PSI congratulates Emmanuelle Charpentier and Jennifer Doudna on winning this year's Nobel Prize in Chemistry. Experiments at the Swiss Light Source SLS in 2013 made it possible to elucidate the structure of the protein complex CRISPR-Cas9.
PSI researchers have found a more effective treatment for a form of thyroid cancer – and with fewer side effects – by increasing the uptake of the cancer drug in tumour cells. The results have been published in the medical journal Theranostics.
An international team of scientists has identified a novel driver of new aerosol particle formation in the Arctic: iodic acid, a chemical compound, which had not previously been observed in the region.
An international expedition with the participation of the Paul Scherrer Institute PSI discovers advanced glacial melting at an elevation of more than 4,000 metres on the Grand Combin in Valais. In the Alps, it may almost be too late for the Ice Memory project, which aims to save ice cores as a climate archive for future generations of researchers.
The world of microbes and viruses is extremely old and exceedingly diverse. With the large research facilities at PSI, researchers are peering deep inside this alien cosmos and investigating, above all, the proteins of these exotic beings.
For the first time, researchers at the Centre for Proton Therapy at PSI have tested ultrafast, high-dose irradiation with protons. The new, experimental FLASH technique could revolutionise radiation therapy for cancer.
Future batteries need to store more energy, have longer life, and be safer and more environmentally friendly than today's batteries. The European initiative BATTERY 2030+, in which PSI is participating, is intended to help achieve these goals.
Researchers at the Paul Scherrer Institute PSI have for the first time identified special nano-vortices in a material: antiferromagnetic skyrmions.
PSI scientists have investigated a material that could be suitable for future data storage applications. They have manipulated the crystalline structure of their sample while measuring how this affects the material’s magnetic and electronic properties.
Zeolites are already indispensable additives in the chemical industry – researchers from PSI and ETH Zurich suggest ways to make them still more efficient.
Within the framework of an international project, researchers from the Paul Scherrer Institute PSI are helping to save a valuable environmental and climatic archive. During an expedition 4,000 metres above sea level on Grand Combin in the Alps, they are drilling ice cores from melting glaciers to preserve them in Antarctica.
Erstmals Live-Rundgang durch eine Grossforschungsanlage per Video-Stream. Am 9. September haben Interessierte exklusiv die Möglichkeit, sich von Experten des PSI durch den neuen Freie-Elektronen-Röntgenlaser SwissFEL führen zu lassen und zu erfahren, welche Rätsel der Materie und der Natur sich damit lösen lassen.
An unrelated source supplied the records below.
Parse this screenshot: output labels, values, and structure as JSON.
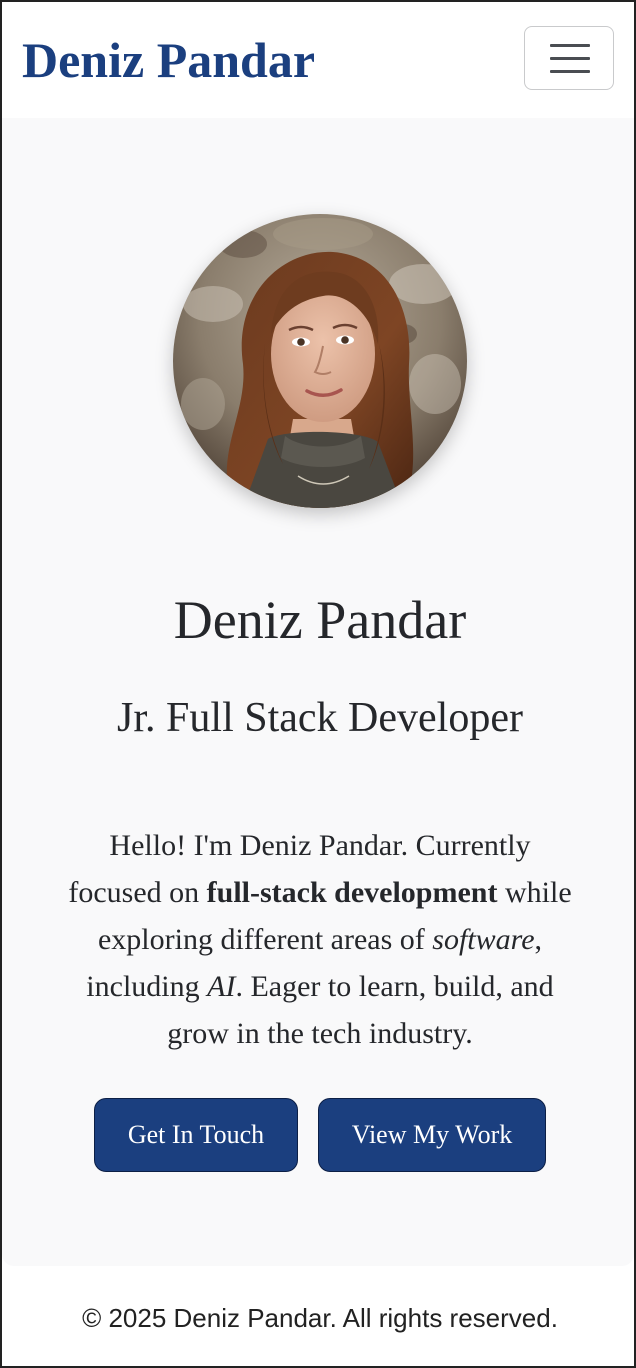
{
  "header": {
    "brand": "Deniz Pandar",
    "menu_icon": "hamburger-menu-icon"
  },
  "hero": {
    "photo_alt": "Portrait of Deniz Pandar",
    "name": "Deniz Pandar",
    "role": "Jr. Full Stack Developer",
    "bio": {
      "t1": "Hello! I'm Deniz Pandar. Currently focused on ",
      "bold": "full-stack development",
      "t2": " while exploring different areas of ",
      "italic1": "software",
      "t3": ", including ",
      "italic2": "AI",
      "t4": ". Eager to learn, build, and grow in the tech industry."
    },
    "buttons": {
      "contact": "Get In Touch",
      "work": "View My Work"
    }
  },
  "footer": {
    "copyright": "© 2025 Deniz Pandar. All rights reserved."
  },
  "colors": {
    "brand": "#1b3f7f",
    "hero_background": "#f9f9fa",
    "text": "#25272b"
  }
}
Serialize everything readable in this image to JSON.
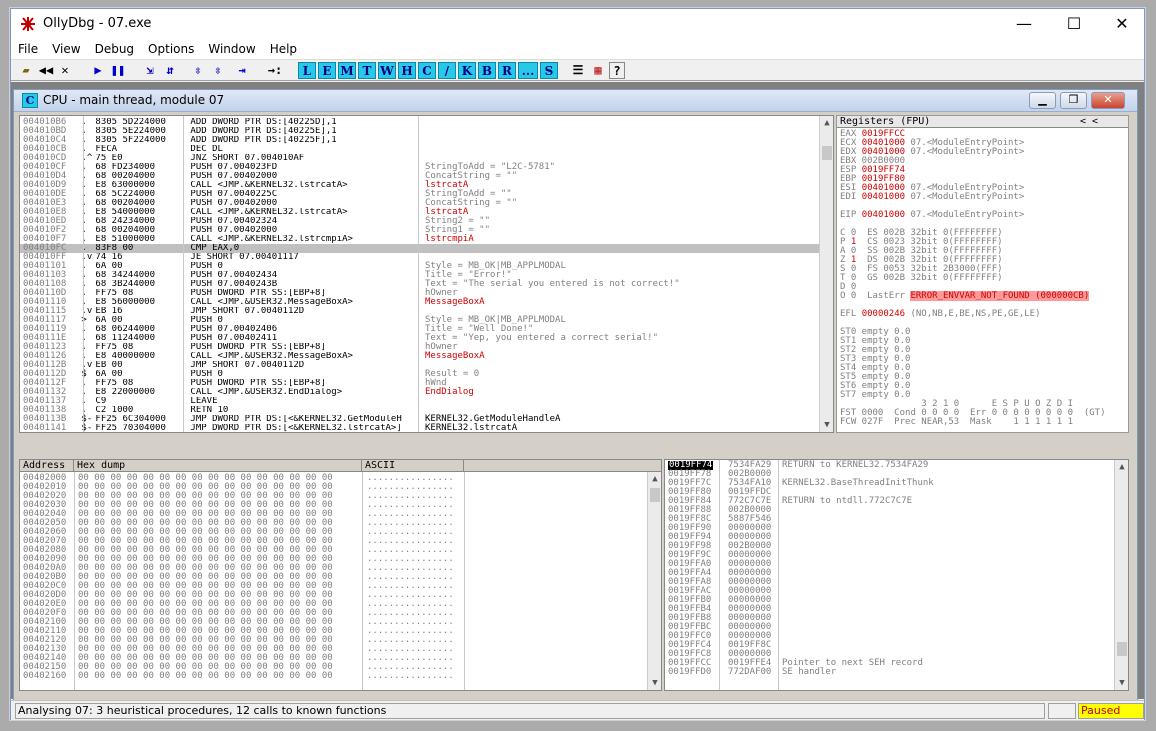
{
  "window": {
    "title": "OllyDbg - 07.exe",
    "minimize": "—",
    "maximize": "☐",
    "close": "✕"
  },
  "menu": [
    "File",
    "View",
    "Debug",
    "Options",
    "Window",
    "Help"
  ],
  "toolbar": {
    "nav": [
      "▰",
      "◀◀",
      "✕",
      "▶",
      "❚❚",
      "⇲",
      "⇵",
      "⇳",
      "⇳",
      "⇥",
      "→:"
    ],
    "letters": [
      "L",
      "E",
      "M",
      "T",
      "W",
      "H",
      "C",
      "/",
      "K",
      "B",
      "R",
      "...",
      "S"
    ],
    "extras": [
      "☰",
      "▦",
      "?"
    ]
  },
  "cpu": {
    "icon": "C",
    "title": "CPU - main thread, module 07"
  },
  "disasm": [
    {
      "a": "004010B6",
      "m": " .",
      "h": " 8305 5D224000",
      "i": " ADD DWORD PTR DS:[40225D],1",
      "c": "",
      "cc": ""
    },
    {
      "a": "004010BD",
      "m": " .",
      "h": " 8305 5E224000",
      "i": " ADD DWORD PTR DS:[40225E],1",
      "c": "",
      "cc": ""
    },
    {
      "a": "004010C4",
      "m": " .",
      "h": " 8305 5F224000",
      "i": " ADD DWORD PTR DS:[40225F],1",
      "c": "",
      "cc": ""
    },
    {
      "a": "004010CB",
      "m": " .",
      "h": " FECA",
      "i": " DEC DL",
      "c": "",
      "cc": ""
    },
    {
      "a": "004010CD",
      "m": " .^",
      "h": " 75 E0",
      "i": " JNZ SHORT 07.004010AF",
      "c": "",
      "cc": ""
    },
    {
      "a": "004010CF",
      "m": " .",
      "h": " 68 FD234000",
      "i": " PUSH 07.004023FD",
      "c": "StringToAdd = \"L2C-5781\"",
      "cc": "grey"
    },
    {
      "a": "004010D4",
      "m": " .",
      "h": " 68 00204000",
      "i": " PUSH 07.00402000",
      "c": "ConcatString = \"\"",
      "cc": "grey"
    },
    {
      "a": "004010D9",
      "m": " .",
      "h": " E8 63000000",
      "i": " CALL <JMP.&KERNEL32.lstrcatA>",
      "c": "lstrcatA",
      "cc": "red"
    },
    {
      "a": "004010DE",
      "m": " .",
      "h": " 68 5C224000",
      "i": " PUSH 07.0040225C",
      "c": "StringToAdd = \"\"",
      "cc": "grey"
    },
    {
      "a": "004010E3",
      "m": " .",
      "h": " 68 00204000",
      "i": " PUSH 07.00402000",
      "c": "ConcatString = \"\"",
      "cc": "grey"
    },
    {
      "a": "004010E8",
      "m": " .",
      "h": " E8 54000000",
      "i": " CALL <JMP.&KERNEL32.lstrcatA>",
      "c": "lstrcatA",
      "cc": "red"
    },
    {
      "a": "004010ED",
      "m": " .",
      "h": " 68 24234000",
      "i": " PUSH 07.00402324",
      "c": "String2 = \"\"",
      "cc": "grey"
    },
    {
      "a": "004010F2",
      "m": " .",
      "h": " 68 00204000",
      "i": " PUSH 07.00402000",
      "c": "String1 = \"\"",
      "cc": "grey"
    },
    {
      "a": "004010F7",
      "m": " .",
      "h": " E8 51000000",
      "i": " CALL <JMP.&KERNEL32.lstrcmpiA>",
      "c": "lstrcmpiA",
      "cc": "red"
    },
    {
      "a": "004010FC",
      "m": " .",
      "h": " 83F8 00",
      "i": " CMP EAX,0",
      "c": "",
      "cc": "",
      "sel": true
    },
    {
      "a": "004010FF",
      "m": " .v",
      "h": " 74 16",
      "i": " JE SHORT 07.00401117",
      "c": "",
      "cc": ""
    },
    {
      "a": "00401101",
      "m": " .",
      "h": " 6A 00",
      "i": " PUSH 0",
      "c": "Style = MB_OK|MB_APPLMODAL",
      "cc": "grey"
    },
    {
      "a": "00401103",
      "m": " .",
      "h": " 68 34244000",
      "i": " PUSH 07.00402434",
      "c": "Title = \"Error!\"",
      "cc": "grey"
    },
    {
      "a": "00401108",
      "m": " .",
      "h": " 68 3B244000",
      "i": " PUSH 07.0040243B",
      "c": "Text = \"The serial you entered is not correct!\"",
      "cc": "grey"
    },
    {
      "a": "0040110D",
      "m": " .",
      "h": " FF75 08",
      "i": " PUSH DWORD PTR SS:[EBP+8]",
      "c": "hOwner",
      "cc": "grey"
    },
    {
      "a": "00401110",
      "m": " .",
      "h": " E8 56000000",
      "i": " CALL <JMP.&USER32.MessageBoxA>",
      "c": "MessageBoxA",
      "cc": "red"
    },
    {
      "a": "00401115",
      "m": " .v",
      "h": " EB 16",
      "i": " JMP SHORT 07.0040112D",
      "c": "",
      "cc": ""
    },
    {
      "a": "00401117",
      "m": " >",
      "h": " 6A 00",
      "i": " PUSH 0",
      "c": "Style = MB_OK|MB_APPLMODAL",
      "cc": "grey"
    },
    {
      "a": "00401119",
      "m": " .",
      "h": " 68 06244000",
      "i": " PUSH 07.00402406",
      "c": "Title = \"Well Done!\"",
      "cc": "grey"
    },
    {
      "a": "0040111E",
      "m": " .",
      "h": " 68 11244000",
      "i": " PUSH 07.00402411",
      "c": "Text = \"Yep, you entered a correct serial!\"",
      "cc": "grey"
    },
    {
      "a": "00401123",
      "m": " .",
      "h": " FF75 08",
      "i": " PUSH DWORD PTR SS:[EBP+8]",
      "c": "hOwner",
      "cc": "grey"
    },
    {
      "a": "00401126",
      "m": " .",
      "h": " E8 40000000",
      "i": " CALL <JMP.&USER32.MessageBoxA>",
      "c": "MessageBoxA",
      "cc": "red"
    },
    {
      "a": "0040112B",
      "m": " .v",
      "h": " EB 00",
      "i": " JMP SHORT 07.0040112D",
      "c": "",
      "cc": ""
    },
    {
      "a": "0040112D",
      "m": " $",
      "h": " 6A 00",
      "i": " PUSH 0",
      "c": "Result = 0",
      "cc": "grey"
    },
    {
      "a": "0040112F",
      "m": " .",
      "h": " FF75 08",
      "i": " PUSH DWORD PTR SS:[EBP+8]",
      "c": "hWnd",
      "cc": "grey"
    },
    {
      "a": "00401132",
      "m": " .",
      "h": " E8 22000000",
      "i": " CALL <JMP.&USER32.EndDialog>",
      "c": "EndDialog",
      "cc": "red"
    },
    {
      "a": "00401137",
      "m": " .",
      "h": " C9",
      "i": " LEAVE",
      "c": "",
      "cc": ""
    },
    {
      "a": "00401138",
      "m": " .",
      "h": " C2 1000",
      "i": " RETN 10",
      "c": "",
      "cc": ""
    },
    {
      "a": "0040113B",
      "m": " $-",
      "h": " FF25 6C304000",
      "i": " JMP DWORD PTR DS:[<&KERNEL32.GetModuleH",
      "c": "KERNEL32.GetModuleHandleA",
      "cc": "blk"
    },
    {
      "a": "00401141",
      "m": " $-",
      "h": " FF25 70304000",
      "i": " JMP DWORD PTR DS:[<&KERNEL32.lstrcatA>]",
      "c": "KERNEL32.lstrcatA",
      "cc": "blk"
    }
  ],
  "registers": {
    "header": "Registers (FPU)",
    "header_arrows": "<   <",
    "rows": [
      [
        {
          "t": "EAX ",
          "c": "grey"
        },
        {
          "t": "0019FFCC",
          "c": "red"
        }
      ],
      [
        {
          "t": "ECX ",
          "c": "grey"
        },
        {
          "t": "00401000",
          "c": "red"
        },
        {
          "t": " 07.<ModuleEntryPoint>",
          "c": "grey"
        }
      ],
      [
        {
          "t": "EDX ",
          "c": "grey"
        },
        {
          "t": "00401000",
          "c": "red"
        },
        {
          "t": " 07.<ModuleEntryPoint>",
          "c": "grey"
        }
      ],
      [
        {
          "t": "EBX 002B0000",
          "c": "grey"
        }
      ],
      [
        {
          "t": "ESP ",
          "c": "grey"
        },
        {
          "t": "0019FF74",
          "c": "red"
        }
      ],
      [
        {
          "t": "EBP ",
          "c": "grey"
        },
        {
          "t": "0019FF80",
          "c": "red"
        }
      ],
      [
        {
          "t": "ESI ",
          "c": "grey"
        },
        {
          "t": "00401000",
          "c": "red"
        },
        {
          "t": " 07.<ModuleEntryPoint>",
          "c": "grey"
        }
      ],
      [
        {
          "t": "EDI ",
          "c": "grey"
        },
        {
          "t": "00401000",
          "c": "red"
        },
        {
          "t": " 07.<ModuleEntryPoint>",
          "c": "grey"
        }
      ],
      [
        {
          "t": "",
          "c": "grey"
        }
      ],
      [
        {
          "t": "EIP ",
          "c": "grey"
        },
        {
          "t": "00401000",
          "c": "red"
        },
        {
          "t": " 07.<ModuleEntryPoint>",
          "c": "grey"
        }
      ],
      [
        {
          "t": "",
          "c": "grey"
        }
      ],
      [
        {
          "t": "C 0  ES 002B 32bit 0(FFFFFFFF)",
          "c": "grey"
        }
      ],
      [
        {
          "t": "P ",
          "c": "grey"
        },
        {
          "t": "1",
          "c": "red"
        },
        {
          "t": "  CS 0023 32bit 0(FFFFFFFF)",
          "c": "grey"
        }
      ],
      [
        {
          "t": "A 0  SS 002B 32bit 0(FFFFFFFF)",
          "c": "grey"
        }
      ],
      [
        {
          "t": "Z ",
          "c": "grey"
        },
        {
          "t": "1",
          "c": "red"
        },
        {
          "t": "  DS 002B 32bit 0(FFFFFFFF)",
          "c": "grey"
        }
      ],
      [
        {
          "t": "S 0  FS 0053 32bit 2B3000(FFF)",
          "c": "grey"
        }
      ],
      [
        {
          "t": "T 0  GS 002B 32bit 0(FFFFFFFF)",
          "c": "grey"
        }
      ],
      [
        {
          "t": "D 0",
          "c": "grey"
        }
      ],
      [
        {
          "t": "O 0  LastErr ",
          "c": "grey"
        },
        {
          "t": "ERROR_ENVVAR_NOT_FOUND (000000CB)",
          "c": "errhl"
        }
      ],
      [
        {
          "t": "",
          "c": "grey"
        }
      ],
      [
        {
          "t": "EFL ",
          "c": "grey"
        },
        {
          "t": "00000246",
          "c": "red"
        },
        {
          "t": " (NO,NB,E,BE,NS,PE,GE,LE)",
          "c": "grey"
        }
      ],
      [
        {
          "t": "",
          "c": "grey"
        }
      ],
      [
        {
          "t": "ST0 empty 0.0",
          "c": "grey"
        }
      ],
      [
        {
          "t": "ST1 empty 0.0",
          "c": "grey"
        }
      ],
      [
        {
          "t": "ST2 empty 0.0",
          "c": "grey"
        }
      ],
      [
        {
          "t": "ST3 empty 0.0",
          "c": "grey"
        }
      ],
      [
        {
          "t": "ST4 empty 0.0",
          "c": "grey"
        }
      ],
      [
        {
          "t": "ST5 empty 0.0",
          "c": "grey"
        }
      ],
      [
        {
          "t": "ST6 empty 0.0",
          "c": "grey"
        }
      ],
      [
        {
          "t": "ST7 empty 0.0",
          "c": "grey"
        }
      ],
      [
        {
          "t": "               3 2 1 0      E S P U O Z D I",
          "c": "grey"
        }
      ],
      [
        {
          "t": "FST 0000  Cond 0 0 0 0  Err 0 0 0 0 0 0 0 0  (GT)",
          "c": "grey"
        }
      ],
      [
        {
          "t": "FCW 027F  Prec NEAR,53  Mask    1 1 1 1 1 1",
          "c": "grey"
        }
      ]
    ]
  },
  "dump": {
    "headers": [
      "Address",
      "Hex dump",
      "ASCII"
    ],
    "addresses": [
      "00402000",
      "00402010",
      "00402020",
      "00402030",
      "00402040",
      "00402050",
      "00402060",
      "00402070",
      "00402080",
      "00402090",
      "004020A0",
      "004020B0",
      "004020C0",
      "004020D0",
      "004020E0",
      "004020F0",
      "00402100",
      "00402110",
      "00402120",
      "00402130",
      "00402140",
      "00402150",
      "00402160"
    ],
    "hex": "00 00 00 00 00 00 00 00 00 00 00 00 00 00 00 00",
    "ascii": "................"
  },
  "stack": [
    {
      "a": "0019FF74",
      "v": "7534FA29",
      "c": "RETURN to KERNEL32.7534FA29",
      "top": true
    },
    {
      "a": "0019FF78",
      "v": "002B0000",
      "c": ""
    },
    {
      "a": "0019FF7C",
      "v": "7534FA10",
      "c": "KERNEL32.BaseThreadInitThunk"
    },
    {
      "a": "0019FF80",
      "v": "0019FFDC",
      "c": ""
    },
    {
      "a": "0019FF84",
      "v": "772C7C7E",
      "c": "RETURN to ntdll.772C7C7E"
    },
    {
      "a": "0019FF88",
      "v": "002B0000",
      "c": ""
    },
    {
      "a": "0019FF8C",
      "v": "5887F546",
      "c": ""
    },
    {
      "a": "0019FF90",
      "v": "00000000",
      "c": ""
    },
    {
      "a": "0019FF94",
      "v": "00000000",
      "c": ""
    },
    {
      "a": "0019FF98",
      "v": "002B0000",
      "c": ""
    },
    {
      "a": "0019FF9C",
      "v": "00000000",
      "c": ""
    },
    {
      "a": "0019FFA0",
      "v": "00000000",
      "c": ""
    },
    {
      "a": "0019FFA4",
      "v": "00000000",
      "c": ""
    },
    {
      "a": "0019FFA8",
      "v": "00000000",
      "c": ""
    },
    {
      "a": "0019FFAC",
      "v": "00000000",
      "c": ""
    },
    {
      "a": "0019FFB0",
      "v": "00000000",
      "c": ""
    },
    {
      "a": "0019FFB4",
      "v": "00000000",
      "c": ""
    },
    {
      "a": "0019FFB8",
      "v": "00000000",
      "c": ""
    },
    {
      "a": "0019FFBC",
      "v": "00000000",
      "c": ""
    },
    {
      "a": "0019FFC0",
      "v": "00000000",
      "c": ""
    },
    {
      "a": "0019FFC4",
      "v": "0019FF8C",
      "c": ""
    },
    {
      "a": "0019FFC8",
      "v": "00000000",
      "c": ""
    },
    {
      "a": "0019FFCC",
      "v": "0019FFE4",
      "c": "Pointer to next SEH record"
    },
    {
      "a": "0019FFD0",
      "v": "772DAF00",
      "c": "SE handler"
    }
  ],
  "status": {
    "text": "Analysing 07: 3 heuristical procedures, 12 calls to known functions",
    "state": "Paused"
  },
  "colors": {
    "accent_cyan": "#28c8e8",
    "address_red": "#d00000",
    "paused_bg": "#ffff00"
  }
}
At PSI, researchers are screening molecule fragments to see if these bind to important proteins of the coronavirus SARS-CoV-2 and thus have the potential to disable it. They are hoping the many individual pieces of information will yield an answer as to what an effective drug might look like.